If the U.S. Supreme Court agrees to hear the Rhode Island school prayer case, Granite and Alpine school districts will ask a Utah federal court judge to postpone trial on the Utah school prayer case until after the Supreme Court rules.

Attorneys for the districts and the Utah Chapter of the American Civil Liberties Union appeared in federal court Friday afternoon to schedule pretrial hearings on the ACLU's suit to stop prayer at high school graduations.Granite attorney John Robson asked U.S. District Judge Thomas Greene to postpone the first pretrial hearing until March 29 to give the Supreme Court time to decide whether it would take the Rhode Island case.

The case is 11th on the Supreme Court's calendar, he said. The court should decide within two weeks whether to hear the case, he said.

The Utah attorney general filed a friend-of-the-court brief on behalf of Rhode Island, urging the top court to hear the case. The Utah State Board of Education sent Rhode Island $10,000 of state money to defray legal costs associated with the Supreme Court appeal.

The Society of Separationists threatened to sue the attorney general and the state school board for those actions, claiming that they violated an article in the state constitution that prohibits spending state money on religious activities. However, no suit has yet been filed.

State officials say they assisted Rhode Island in its appeal because the Rhode Island case is similar enough to the Utah case that a Supreme Court ruling will make the cost of the Utah battle unnecessary. Utah's suit deals with students giving prayers at high school graduations. Rhode Island's suit centers on a prayer given by a rabbi at a middle school.

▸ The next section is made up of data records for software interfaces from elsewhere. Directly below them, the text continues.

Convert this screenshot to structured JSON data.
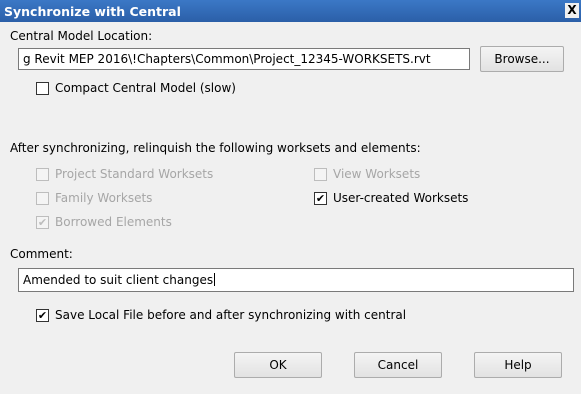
{
  "window": {
    "title": "Synchronize with Central",
    "close_glyph": "X"
  },
  "central": {
    "label": "Central Model Location:",
    "path_value": "g Revit MEP 2016\\!Chapters\\Common\\Project_12345-WORKSETS.rvt",
    "browse_label": "Browse..."
  },
  "compact": {
    "label": "Compact Central Model (slow)",
    "checked": false
  },
  "relinquish": {
    "heading": "After synchronizing, relinquish the following worksets and elements:",
    "options": {
      "project_standard": {
        "label": "Project Standard Worksets",
        "checked": false,
        "enabled": false
      },
      "family": {
        "label": "Family Worksets",
        "checked": false,
        "enabled": false
      },
      "borrowed": {
        "label": "Borrowed Elements",
        "checked": true,
        "enabled": false
      },
      "view": {
        "label": "View Worksets",
        "checked": false,
        "enabled": false
      },
      "user_created": {
        "label": "User-created Worksets",
        "checked": true,
        "enabled": true
      }
    }
  },
  "comment": {
    "label": "Comment:",
    "value": "Amended to suit client changes"
  },
  "save_local": {
    "label": "Save Local File before and after synchronizing with central",
    "checked": true
  },
  "buttons": {
    "ok": "OK",
    "cancel": "Cancel",
    "help": "Help"
  },
  "check_glyph": "✔"
}
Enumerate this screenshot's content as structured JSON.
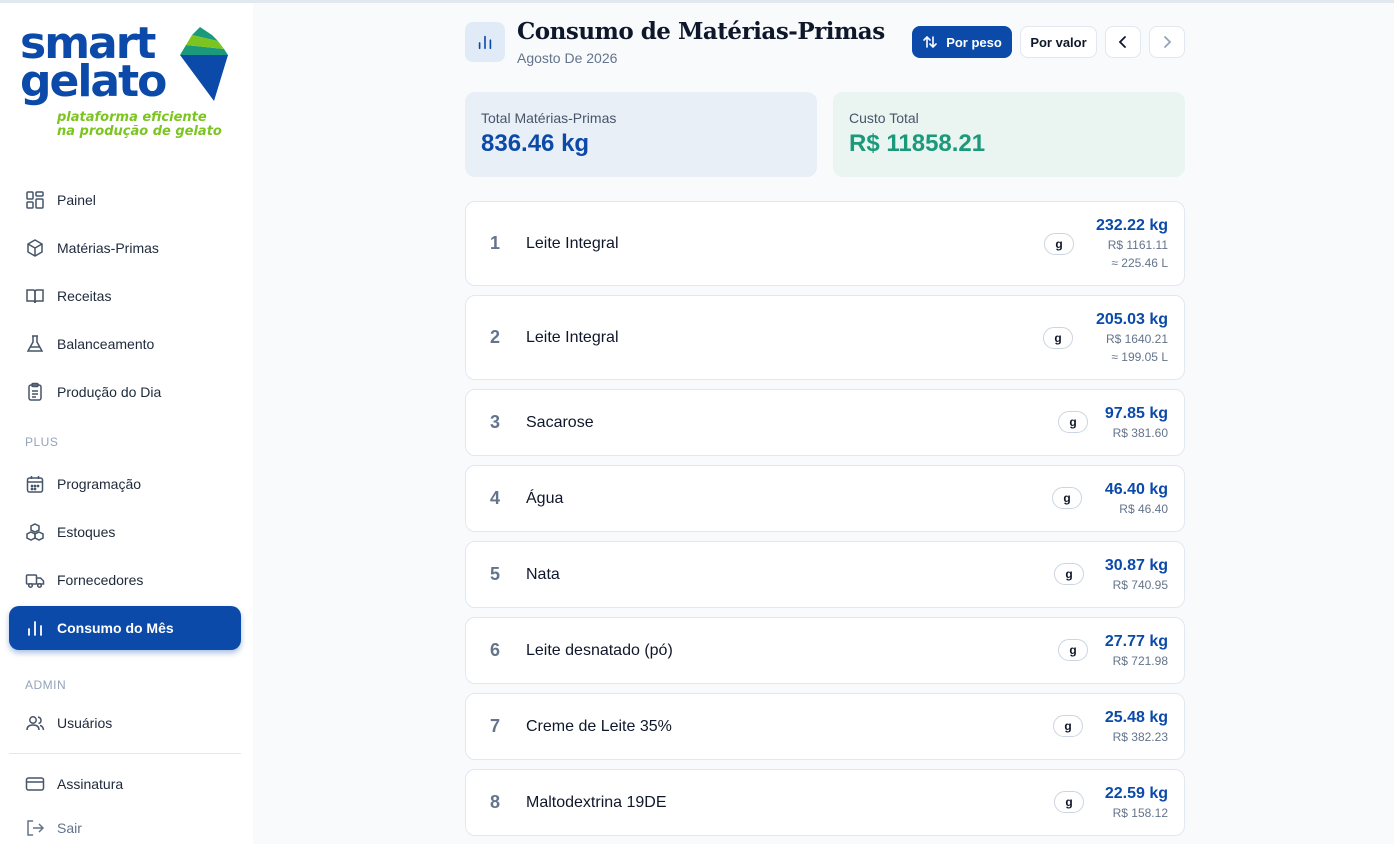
{
  "brand": {
    "word1": "smart",
    "word2": "gelato",
    "tagline1": "plataforma eficiente",
    "tagline2": "na produção de gelato",
    "colors": {
      "primary": "#0b4aa8",
      "accent": "#7cc520",
      "teal": "#1a9a7a"
    }
  },
  "sidebar": {
    "items": [
      {
        "label": "Painel",
        "icon": "dashboard-icon"
      },
      {
        "label": "Matérias-Primas",
        "icon": "box-icon"
      },
      {
        "label": "Receitas",
        "icon": "book-icon"
      },
      {
        "label": "Balanceamento",
        "icon": "flask-icon"
      },
      {
        "label": "Produção do Dia",
        "icon": "clipboard-icon"
      }
    ],
    "plus_label": "PLUS",
    "plus_items": [
      {
        "label": "Programação",
        "icon": "calendar-icon"
      },
      {
        "label": "Estoques",
        "icon": "boxes-icon"
      },
      {
        "label": "Fornecedores",
        "icon": "truck-icon"
      },
      {
        "label": "Consumo do Mês",
        "icon": "bar-chart-icon",
        "active": true
      }
    ],
    "admin_label": "ADMIN",
    "admin_items": [
      {
        "label": "Usuários",
        "icon": "users-icon"
      }
    ],
    "footer_items": [
      {
        "label": "Assinatura",
        "icon": "credit-card-icon"
      },
      {
        "label": "Sair",
        "icon": "logout-icon"
      }
    ]
  },
  "header": {
    "title": "Consumo de Matérias-Primas",
    "subtitle": "Agosto De 2026",
    "sort_by_weight": "Por peso",
    "sort_by_value": "Por valor"
  },
  "summary": {
    "total_label": "Total Matérias-Primas",
    "total_value": "836.46 kg",
    "cost_label": "Custo Total",
    "cost_value": "R$ 11858.21"
  },
  "rows": [
    {
      "rank": "1",
      "name": "Leite Integral",
      "unit": "g",
      "qty": "232.22 kg",
      "price": "R$ 1161.11",
      "liters": "≈ 225.46 L"
    },
    {
      "rank": "2",
      "name": "Leite Integral",
      "unit": "g",
      "qty": "205.03 kg",
      "price": "R$ 1640.21",
      "liters": "≈ 199.05 L"
    },
    {
      "rank": "3",
      "name": "Sacarose",
      "unit": "g",
      "qty": "97.85 kg",
      "price": "R$ 381.60"
    },
    {
      "rank": "4",
      "name": "Água",
      "unit": "g",
      "qty": "46.40 kg",
      "price": "R$ 46.40"
    },
    {
      "rank": "5",
      "name": "Nata",
      "unit": "g",
      "qty": "30.87 kg",
      "price": "R$ 740.95"
    },
    {
      "rank": "6",
      "name": "Leite desnatado (pó)",
      "unit": "g",
      "qty": "27.77 kg",
      "price": "R$ 721.98"
    },
    {
      "rank": "7",
      "name": "Creme de Leite 35%",
      "unit": "g",
      "qty": "25.48 kg",
      "price": "R$ 382.23"
    },
    {
      "rank": "8",
      "name": "Maltodextrina 19DE",
      "unit": "g",
      "qty": "22.59 kg",
      "price": "R$ 158.12"
    }
  ]
}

ACLU lawyers indicated in court Friday that they would oppose the districts' attempt to stay action on the Utah suit. When Robson suggested Greene hear his arguments to postpone the trial on March 29, ACLU attorney Diane Abegglen objected. Holding those arguments on the 29th did not give her enough time to prepare a brief in opposition to Robson's motion, she said.

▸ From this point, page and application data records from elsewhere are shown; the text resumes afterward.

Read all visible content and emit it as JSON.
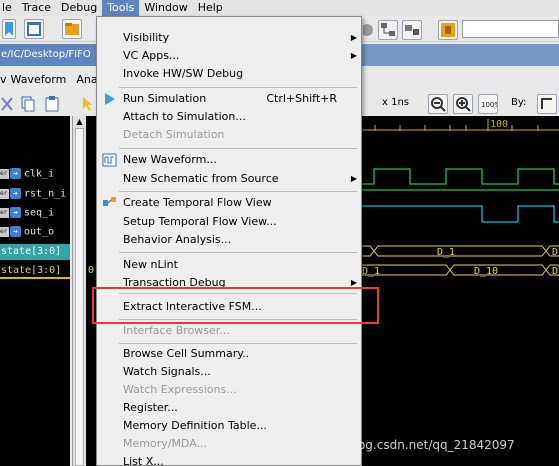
{
  "menubar": {
    "items": [
      {
        "label": "le"
      },
      {
        "label": "Trace"
      },
      {
        "label": "Debug"
      },
      {
        "label": "Tools"
      },
      {
        "label": "Window"
      },
      {
        "label": "Help"
      }
    ]
  },
  "pathbar": {
    "text": "e/IC/Desktop/FIFO"
  },
  "wave_menubar": {
    "items": [
      {
        "label": "Waveform"
      },
      {
        "label": "Ana"
      }
    ]
  },
  "toolbar": {
    "zoom_label": "x 1ns",
    "by_label": "By:",
    "zoom_fit_label": "100%"
  },
  "signals": [
    {
      "name": "clk_i",
      "tag": "er"
    },
    {
      "name": "rst_n_i",
      "tag": "er"
    },
    {
      "name": "seq_i",
      "tag": "er"
    },
    {
      "name": "out_o",
      "tag": "er"
    },
    {
      "name": "state[3:0]"
    },
    {
      "name": "state[3:0]"
    }
  ],
  "value_column": {
    "bus2_value": "0"
  },
  "waveform": {
    "ruler_mark": "100",
    "bus1_values": [
      "D_1",
      "D"
    ],
    "bus2_values": [
      "D_1",
      "D_10",
      "D"
    ]
  },
  "tools_menu": {
    "items": [
      {
        "label": "Visibility",
        "submenu": true
      },
      {
        "label": "VC Apps...",
        "submenu": true
      },
      {
        "label": "Invoke HW/SW Debug"
      },
      {
        "label": "Run Simulation",
        "shortcut": "Ctrl+Shift+R",
        "icon": "play-icon"
      },
      {
        "label": "Attach to Simulation..."
      },
      {
        "label": "Detach Simulation",
        "disabled": true
      },
      {
        "label": "New Waveform...",
        "icon": "waveform-icon"
      },
      {
        "label": "New Schematic from Source",
        "submenu": true
      },
      {
        "label": "Create Temporal Flow View",
        "icon": "flow-icon"
      },
      {
        "label": "Setup Temporal Flow View..."
      },
      {
        "label": "Behavior Analysis..."
      },
      {
        "label": "New nLint"
      },
      {
        "label": "Transaction Debug",
        "submenu": true
      },
      {
        "label": "Extract Interactive FSM..."
      },
      {
        "label": "Interface Browser...",
        "disabled": true
      },
      {
        "label": "Browse Cell Summary.."
      },
      {
        "label": "Watch Signals..."
      },
      {
        "label": "Watch Expressions...",
        "disabled": true
      },
      {
        "label": "Register..."
      },
      {
        "label": "Memory Definition Table..."
      },
      {
        "label": "Memory/MDA...",
        "disabled": true
      },
      {
        "label": "List X..."
      }
    ]
  },
  "watermark": {
    "text": "https://blog.csdn.net/qq_21842097"
  },
  "colors": {
    "menu_active": "#5c86bd",
    "highlight_border": "#e63a3a",
    "wave_green": "#26c04a",
    "wave_cyan": "#20b8d8",
    "bus_teal": "#32a6a6",
    "bus_yellow": "#e6d15a"
  }
}
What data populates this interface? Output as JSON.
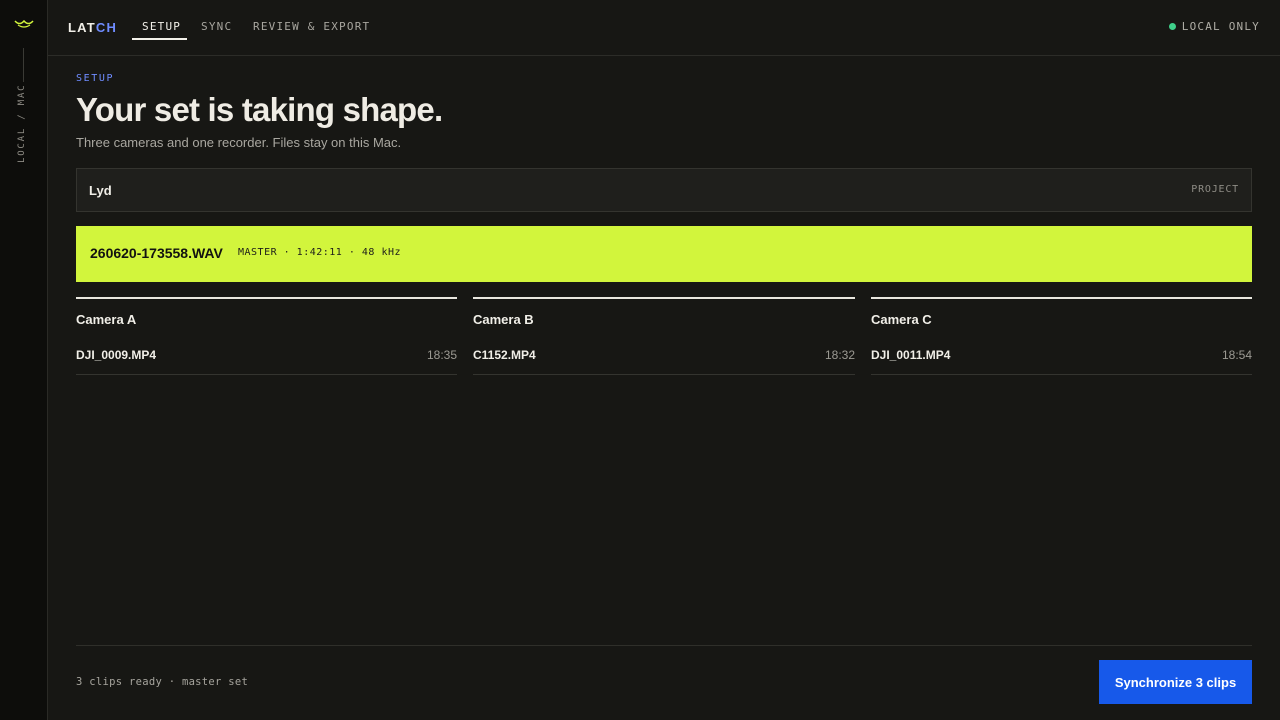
{
  "rail": {
    "logo_icon": "wave-icon",
    "label": "LOCAL / MAC",
    "accent_color": "#d2f53c"
  },
  "header": {
    "brand_prefix": "LAT",
    "brand_suffix": "CH",
    "tabs": [
      {
        "label": "SETUP",
        "active": true
      },
      {
        "label": "SYNC",
        "active": false
      },
      {
        "label": "REVIEW & EXPORT",
        "active": false
      }
    ],
    "status_label": "LOCAL ONLY",
    "status_color": "#3fd08a"
  },
  "main": {
    "eyebrow": "SETUP",
    "title": "Your set is taking shape.",
    "subtitle": "Three cameras and one recorder. Files stay on this Mac.",
    "project": {
      "name": "Lyd",
      "tag": "PROJECT"
    },
    "master": {
      "file": "260620-173558.WAV",
      "meta": "MASTER · 1:42:11 · 48 kHz",
      "color": "#d2f53c"
    },
    "cameras": [
      {
        "title": "Camera A",
        "clip": "DJI_0009.MP4",
        "duration": "18:35"
      },
      {
        "title": "Camera B",
        "clip": "C1152.MP4",
        "duration": "18:32"
      },
      {
        "title": "Camera C",
        "clip": "DJI_0011.MP4",
        "duration": "18:54"
      }
    ]
  },
  "footer": {
    "status": "3 clips ready · master set",
    "button_label": "Synchronize 3 clips",
    "button_color": "#1759ea"
  }
}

Greene said he would wait to see what the Supreme Court did before deciding when to hear arguments on a postponement.

The March 29 hearing was scheduled for the ACLU to argue that the part of the suit dealing with the school districts' alleged violations of the state constitution should be heard by the Utah Supreme Court and not the federal court. The allegations of U.S. constitutional violations would be heard by Greene.

The school districts are expected to oppose that motion. "Sending it to the Supreme Court is premature," Robson told the Deseret News after Friday's hearing.

The ACLU filed its suit July 30 on behalf of Granite High graduate Kecia Albright and two Orem high faculty members. The suit said junior and senior high students and faculty are often forced to participate in acts of worship that violate their personal beliefs.

The school districts claim that prayer at high school graduation is an exercise of the constitutional right to free speech.